LOCAL GOVERNMENT in Montgomery County has a way of working exceptionally well -- with no certified rascals to rout, no cause for a political upheaval. Yet voters in September did make a few statements about the management of their county, including a rejection in the Democratic primary of the incumbent county executive, Sidney Kramer, in favor of Neal Potter. After a brief stint as the gracious loser, Mr. Kramer turned on Mr. Potter in a most unbecoming way and announced a write-in effort. Though we favored Mr. Kramer in the primary, Mr. Potter has earned the inside track for election. Mr. Kramer is, of course, free to go his way, asking for another flip of the coin; and he does continue to enjoy support from business and labor groups that have been comfortable throughout his administration and that are anxious about Mr. Potter's views on growth. There are some Democrats, too, who failed to rally for Mr. Kramer last time, and still other voters who may have wanted to send him a message but not his walking papers. Mr. Potter has been trying to make overtures to these groups, which is good. His only official challenger is Republican Albert Ceccone, a veteran of six other runs for public office whose views today seem as muddled as they have been before. If there is uncertainty about Mr. Potter's skills as an administrator, there is respect for his knowledge of county government. The best vote in this round would be one to look ahead, not back, and to let Mr. Potter have a turn at bat.
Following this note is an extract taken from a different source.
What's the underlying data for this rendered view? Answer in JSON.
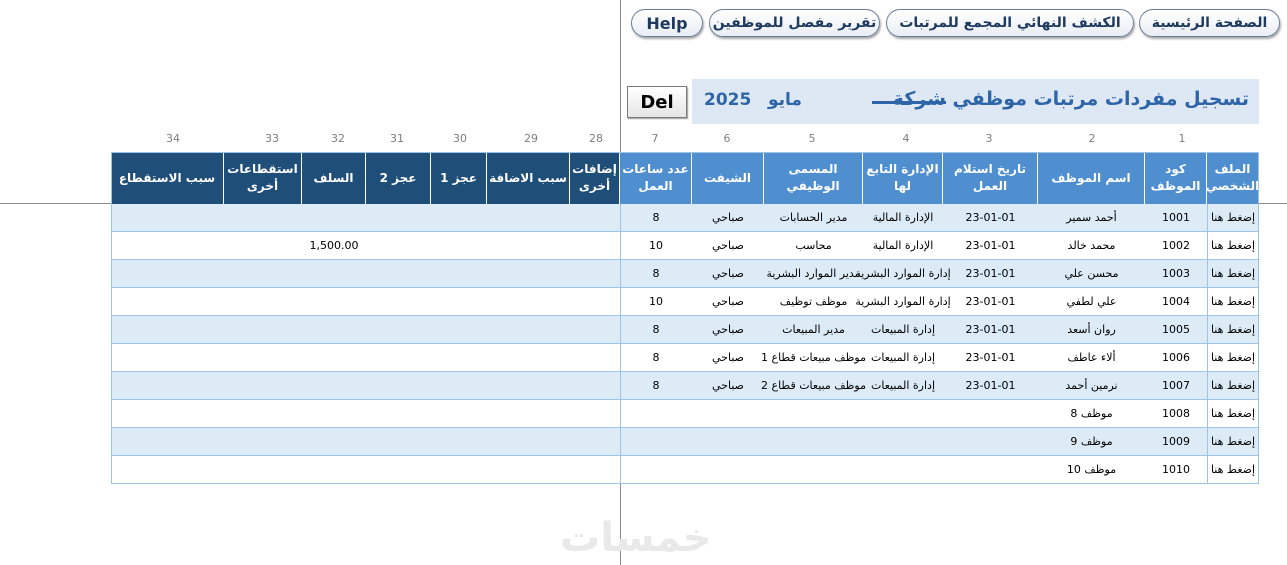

The elections for a newly constituted and larger county council offer voters some opportunities to recruit fresh competence for a legislative body that will now have four at-large members and five members elected from districts. For the at-large seats, the Democrats offer the best team: incumbents Bruce Adams, Isaiah Leggett and Michael Subin and new nominee Gail Ewing. They are not think-alikes, but can work together well and with expertise and are far more in tune with county affairs than are their four Republican opponents. But this Democratic dominance does not automatically extend to the other contests. On the contrary, there is good reason for voters to break the Democrats' 20-year lock.

In District 1, Republican Betty Ann Krahnke has run a strong campaign against Democrat Marilyn Goldwater, a former state legislator. Mrs. Goldwater has a solid knowledge of state and federal issues that served her well in Annapolis. But Mrs. Krahnke, a member of the Connie Morella school of Montgomery GOP civic service, has a superior grasp of the county issues and council process, stemming from her intelligent service on the planning board and various school and countywide organizations.

In District 2, another Republican, Nancy Dacek, a close political ally of Mrs. Krahnke, brings to her contest the same kind of valuable local public service experience and advocacy of sensible growth and improved services. Her Democratic opponent is Vickie York, who has never held elective office and who has been unable to articulate her approaches to the sophisticated degree that Mrs. Dacek has.

In District 3, Democratic incumbent William Hanna is challenged by independent Stephen Abrams, a U.S. Agriculture Department administrator and a former Rockville City Council member with considerable local civic experience. Mr. Abrams has shown himself to be a worthy candidate, but he is up against a hard-working lawmaker whose knowledge and broad perspective have made him an especially valuable contributor to council deliberations. Mr. Hanna's expertise on affordable housing, reasonable growth and job development -- along with his independence when it's time to vote -- should not be lost.

In District 4, two well-known figures -- Democrat Marilyn Praisner and Republican Carol Wallace -- are running against each other as they did on opposing school board slates eight years ago. Mrs. Praisner was on the ticket that defeated a team that included the late Marian Greenblatt as well as Mrs. Wallace. Both candidates today offer solid knowledge of the civic landscape and the issues. But Mrs. Praisner's keen sense of political moderation and of the relationships of state, local and federal agencies makes her the best choice.

In District 5, Democrat Derick Berlage, captured his nomination with a grasp of the issues, and he has continued to do homework in this second round. His Republican opponent, Joan Ennis, is a longtime civic activist whose support for a ballot question restricting property tax revenues and whose opposition to a proposed light rail line between Bethesda and Silver Spring should not be vote-getters. Mr. Berlage approaches issues with an open mind, good questions and a useful independence.